START Data for processing

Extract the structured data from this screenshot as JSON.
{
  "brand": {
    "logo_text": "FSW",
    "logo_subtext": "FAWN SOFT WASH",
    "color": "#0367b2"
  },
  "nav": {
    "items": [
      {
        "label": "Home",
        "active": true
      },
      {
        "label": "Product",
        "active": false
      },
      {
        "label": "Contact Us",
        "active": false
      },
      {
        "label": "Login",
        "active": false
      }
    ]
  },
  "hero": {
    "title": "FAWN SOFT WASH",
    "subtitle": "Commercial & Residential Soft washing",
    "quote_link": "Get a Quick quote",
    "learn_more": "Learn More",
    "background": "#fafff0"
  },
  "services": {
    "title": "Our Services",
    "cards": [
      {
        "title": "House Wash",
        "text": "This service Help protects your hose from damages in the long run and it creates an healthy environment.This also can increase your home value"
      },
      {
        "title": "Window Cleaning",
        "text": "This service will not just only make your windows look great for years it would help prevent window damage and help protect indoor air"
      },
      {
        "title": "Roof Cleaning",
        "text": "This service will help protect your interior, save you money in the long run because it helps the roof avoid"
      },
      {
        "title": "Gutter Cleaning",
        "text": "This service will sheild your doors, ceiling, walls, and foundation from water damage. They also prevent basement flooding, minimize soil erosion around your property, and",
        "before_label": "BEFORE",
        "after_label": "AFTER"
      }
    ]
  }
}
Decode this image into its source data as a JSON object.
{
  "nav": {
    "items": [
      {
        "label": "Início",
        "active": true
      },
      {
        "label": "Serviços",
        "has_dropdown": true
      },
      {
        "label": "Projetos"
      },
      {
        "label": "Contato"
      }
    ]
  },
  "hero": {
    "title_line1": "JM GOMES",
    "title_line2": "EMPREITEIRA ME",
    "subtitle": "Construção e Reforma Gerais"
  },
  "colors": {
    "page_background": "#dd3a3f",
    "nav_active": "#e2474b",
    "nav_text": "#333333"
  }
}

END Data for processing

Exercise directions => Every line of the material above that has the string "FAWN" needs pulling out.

Answer section =>
    "logo_subtext": "FAWN SOFT WASH",
    "title": "FAWN SOFT WASH",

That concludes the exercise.